While word of mouth is a slow process and bears a slow trickle of fruit -- there's another way -- which is right out of the rock 'n' roll textbook: touring.

Touring is essential, IMO, to being seen and taken seriously as a real act...and that being said, that can be a full-time job for a man or woman involved with ONE band...but what if you're touring in more than one band?

Now here's the brainmelter about this guy. Wilson has SIX different bands he's in. SIX...and he's the leader and
initiator (or co-initiator in the case of 2) for of all of them. SIX bands, and they all make albums and put out material. Out of those six, five of them are touring acts as real living, breathing entities. I don't know if my brain can fully absorb that, let alone understand how it's logistically possible -- but all of it is dead-on and completely true. To add, Wilson has even revealed that he loses money when he tours. That's how dedicated this guy is to his art.

All the bands are completely different and have their own unique motif. Wilson's first, No-Man, began in 1987 and has lasted as a collaboration with singer/songwriter Tim Bowness to this day...and they just released their very first DVD Mixedtape, which serves as the perfect introduction to the band.

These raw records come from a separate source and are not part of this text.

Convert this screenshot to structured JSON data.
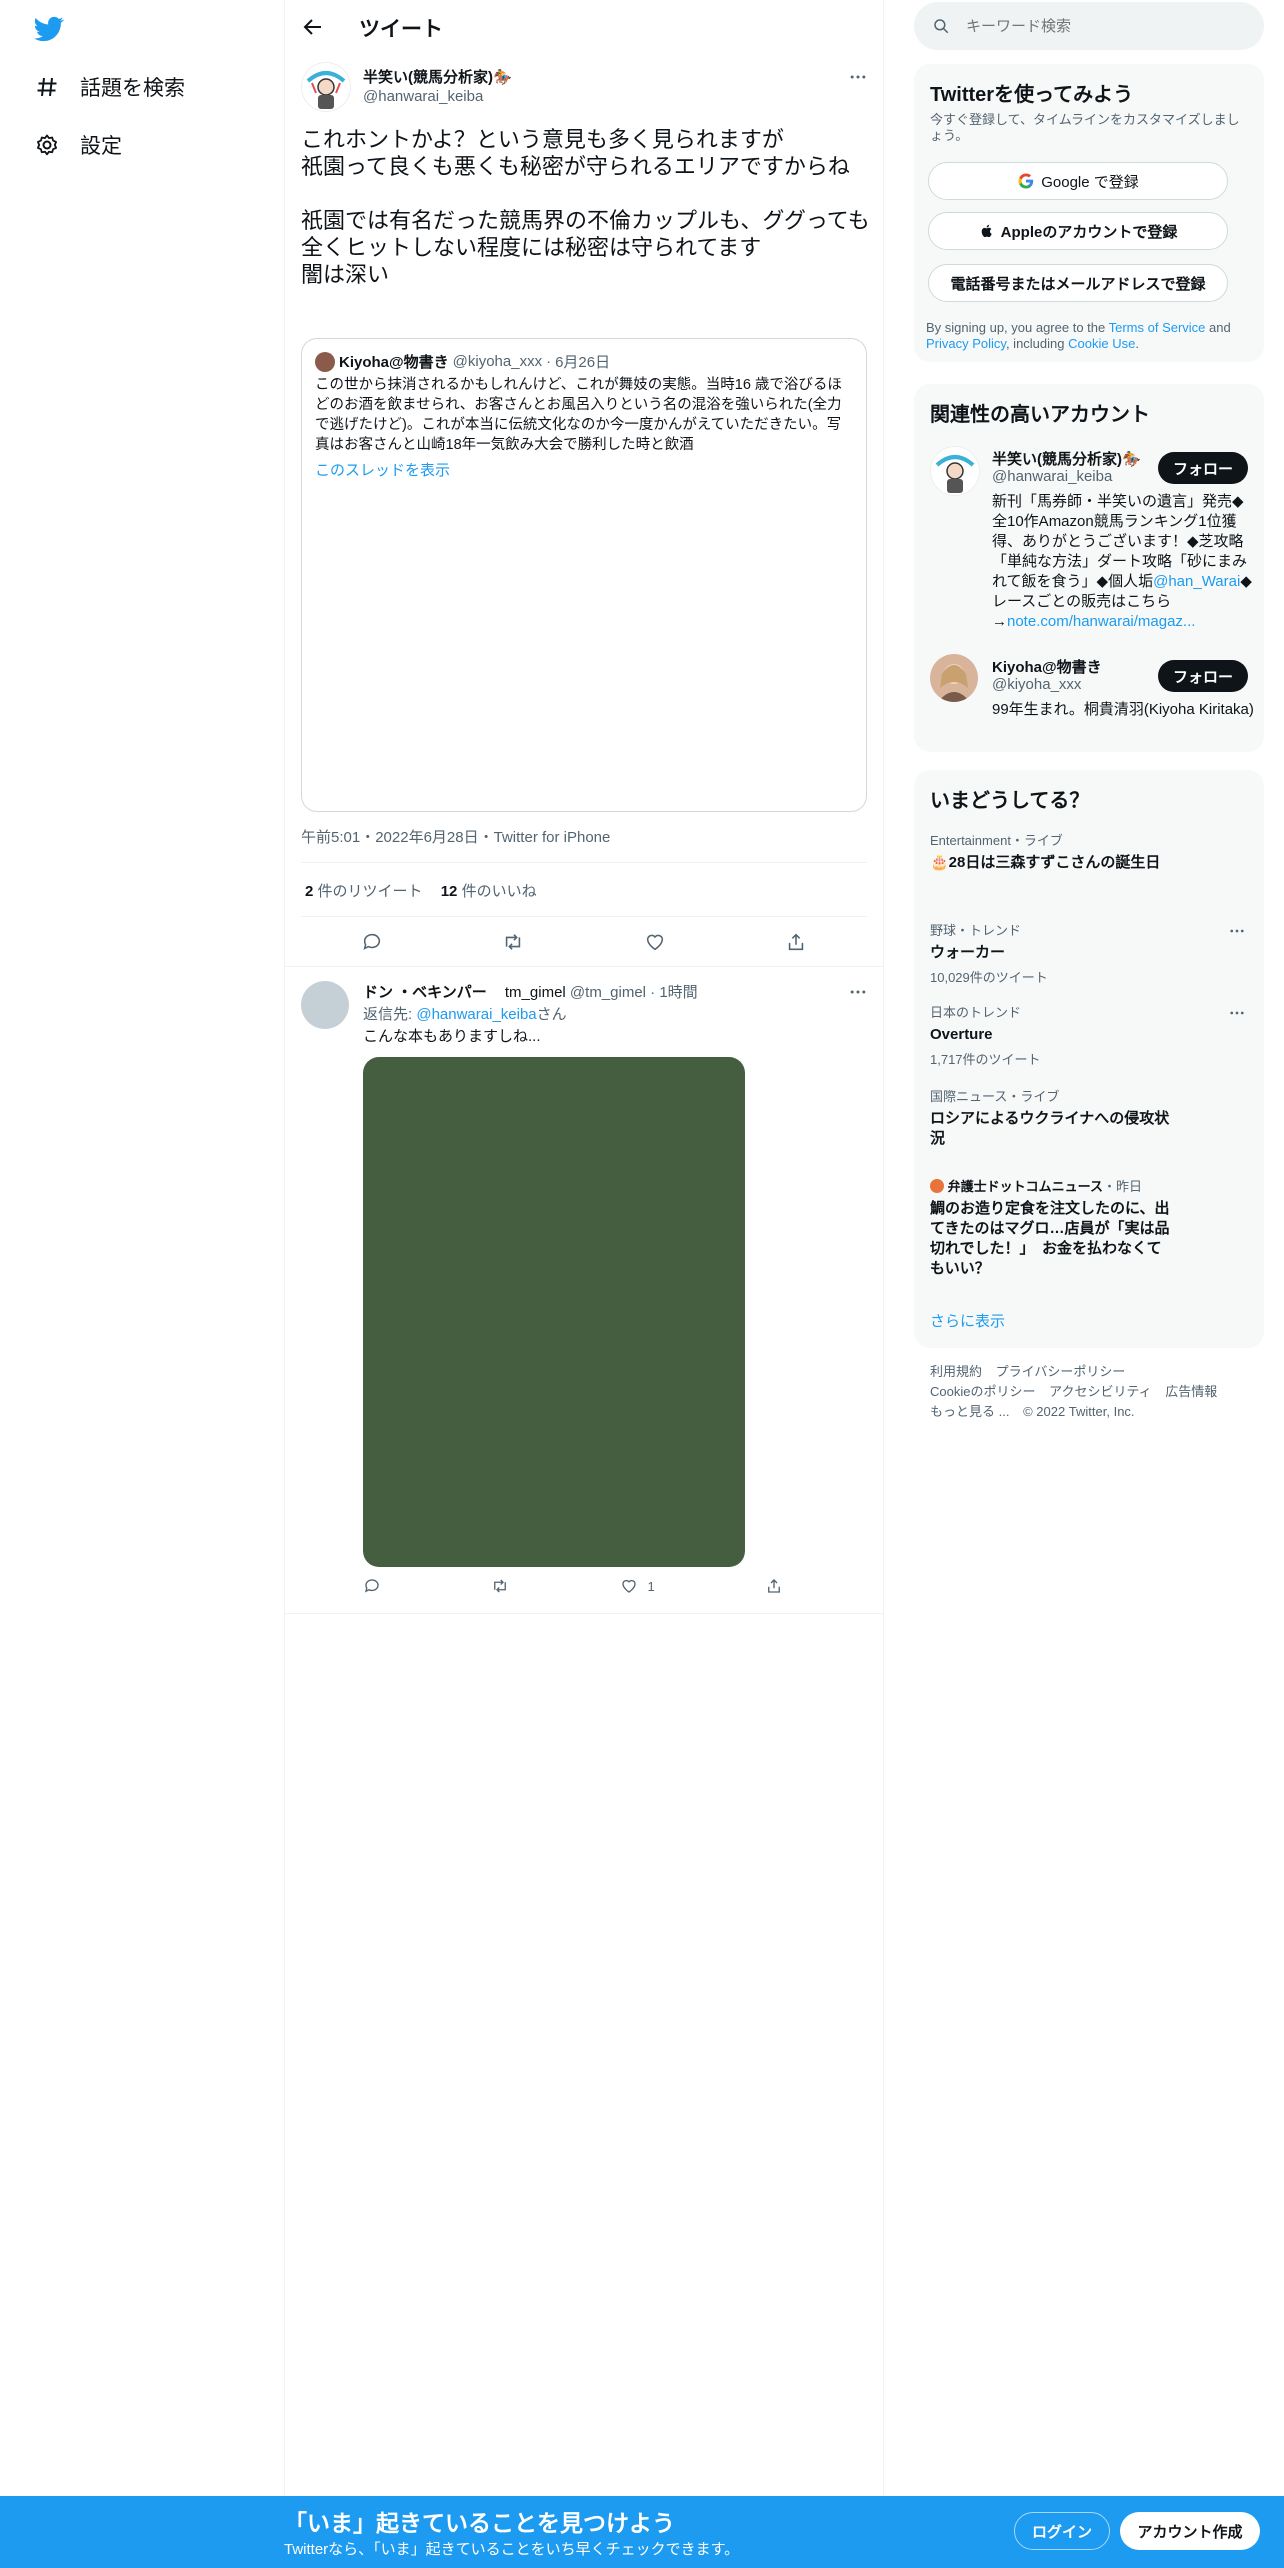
{
  "nav": {
    "items": [
      {
        "label": "話題を検索",
        "icon": "hashtag-icon"
      },
      {
        "label": "設定",
        "icon": "gear-icon"
      }
    ]
  },
  "header": {
    "title": "ツイート"
  },
  "tweet": {
    "author_name": "半笑い(競馬分析家)🏇",
    "handle": "@hanwarai_keiba",
    "text": "これホントかよ？という意見も多く見られますが\n祇園って良くも悪くも秘密が守られるエリアですからね\n\n祇園では有名だった競馬界の不倫カップルも、ググっても全くヒットしない程度には秘密は守られてます\n闇は深い",
    "quote": {
      "author_name": "Kiyoha@物書き",
      "handle": "@kiyoha_xxx",
      "date": "6月26日",
      "text": "この世から抹消されるかもしれんけど、これが舞妓の実態。当時16 歳で浴びるほどのお酒を飲ませられ、お客さんとお風呂入りという名の混浴を強いられた(全力で逃げたけど)。これが本当に伝統文化なのか今一度かんがえていただきたい。写真はお客さんと山崎18年一気飲み大会で勝利した時と飲酒",
      "show_thread": "このスレッドを表示"
    },
    "time": "午前5:01",
    "date": "2022年6月28日",
    "source": "Twitter for iPhone",
    "retweets": "2",
    "retweets_label": "件のリツイート",
    "likes": "12",
    "likes_label": "件のいいね"
  },
  "reply": {
    "author_name": "ドン ・ベキンパー",
    "handle_display": "tm_gimel",
    "handle": "@tm_gimel",
    "time": "1時間",
    "reply_to_prefix": "返信先: ",
    "reply_to_handle": "@hanwarai_keiba",
    "reply_to_suffix": "さん",
    "text": "こんな本もありますしね...",
    "media_color": "#455e3f",
    "like_count": "1"
  },
  "sidebar": {
    "search_placeholder": "キーワード検索",
    "signup": {
      "title": "Twitterを使ってみよう",
      "subtitle": "今すぐ登録して、タイムラインをカスタマイズしましょう。",
      "google": "Google で登録",
      "apple": "Appleのアカウントで登録",
      "phone": "電話番号またはメールアドレスで登録",
      "terms_prefix": "By signing up, you agree to the ",
      "terms_link": "Terms of Service",
      "terms_and": " and ",
      "privacy_link": "Privacy Policy",
      "terms_including": ", including ",
      "cookie_link": "Cookie Use",
      "terms_end": "."
    },
    "relevant": {
      "title": "関連性の高いアカウント",
      "follow_label": "フォロー",
      "accounts": [
        {
          "name": "半笑い(競馬分析家)🏇",
          "handle": "@hanwarai_keiba",
          "bio_before": "新刊「馬券師・半笑いの遺言」発売◆全10作Amazon競馬ランキング1位獲得、ありがとうございます！◆芝攻略「単純な方法」ダート攻略「砂にまみれて飯を食う」◆個人垢",
          "bio_link1": "@han_Warai",
          "bio_middle": "◆レースごとの販売はこちら→",
          "bio_link2": "note.com/hanwarai/magaz..."
        },
        {
          "name": "Kiyoha@物書き",
          "handle": "@kiyoha_xxx",
          "bio": "99年生まれ。桐貴清羽(Kiyoha Kiritaka)"
        }
      ]
    },
    "trends": {
      "title": "いまどうしてる？",
      "items": [
        {
          "context": "Entertainment・ライブ",
          "name": "🎂28日は三森すずこさんの誕生日",
          "count": ""
        },
        {
          "context": "野球・トレンド",
          "name": "ウォーカー",
          "count": "10,029件のツイート"
        },
        {
          "context": "日本のトレンド",
          "name": "Overture",
          "count": "1,717件のツイート"
        },
        {
          "context": "国際ニュース・ライブ",
          "name": "ロシアによるウクライナへの侵攻状況",
          "count": ""
        },
        {
          "context_source": "弁護士ドットコムニュース",
          "context_time": "・昨日",
          "name": "鯛のお造り定食を注文したのに、出てきたのはマグロ…店員が「実は品切れでした！」　お金を払わなくてもいい？",
          "count": ""
        }
      ],
      "show_more": "さらに表示"
    },
    "footer": {
      "links": [
        "利用規約",
        "プライバシーポリシー",
        "Cookieのポリシー",
        "アクセシビリティ",
        "広告情報",
        "もっと見る ..."
      ],
      "copyright": "© 2022 Twitter, Inc."
    }
  },
  "bottom_bar": {
    "headline": "「いま」起きていることを見つけよう",
    "subline": "Twitterなら、「いま」起きていることをいち早くチェックできます。",
    "login": "ログイン",
    "signup": "アカウント作成"
  },
  "colors": {
    "brand": "#1d9bf0",
    "text": "#0f1419",
    "secondary": "#536471"
  }
}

After No-Man began, Wilson started to take on other projects that began as essentially studio of which, oddly enough, formed into his most successful band Porcupine Tree. We'll get to them later.

One experiment he formed out of the krautrock/avant garde jazz genre, I.E.M. (short for the Incredible Expanding Mindfuck), put out music in the mid-late 90s, much of which is difficult to find copies of thes
e days.

Another experiment of more of the ambient/electronica genre is Bass Communion, also formed in the mid-90s -- and he's performed live with this act, which is captured in a recent concert in Mexico City and has tracks available for download. Bass Communion has several albums, many of which take on a an ambient drone of the more acclaimed being Ghosts on Magnetic Tape, which may soon become a rare recording (I believe I just got my hands on one of the last 2CD issues through Headphone Dust).

Blackfield, Wilson's collaboration with Israeli musician Aviv Geffen, formed in the early part of the decade and they have since created two albums of original material, in addition to performing as a worldwide touring act. Check out their DVD Blackfield - NYC (Live in New York) (also just released as a CD/DVD set), which captures the energy and depth of this songwriting collaboration...Geffen's involvement puts a really interesting spin on the love song/melancholy thing. The textures, songwriting, melody, and live presentation of Blackfield is new, fresh, and exciting. I hope we see more material from this band soon!

There's also Wilson's blossoming solo career and Porcupine Tree, which need their own post. We'll talk about those bands in the next post on Steven Wilson's career -- and continue more in-depth discussions of Blackfield and No-Man -- in addition to his other experiments and collaborations.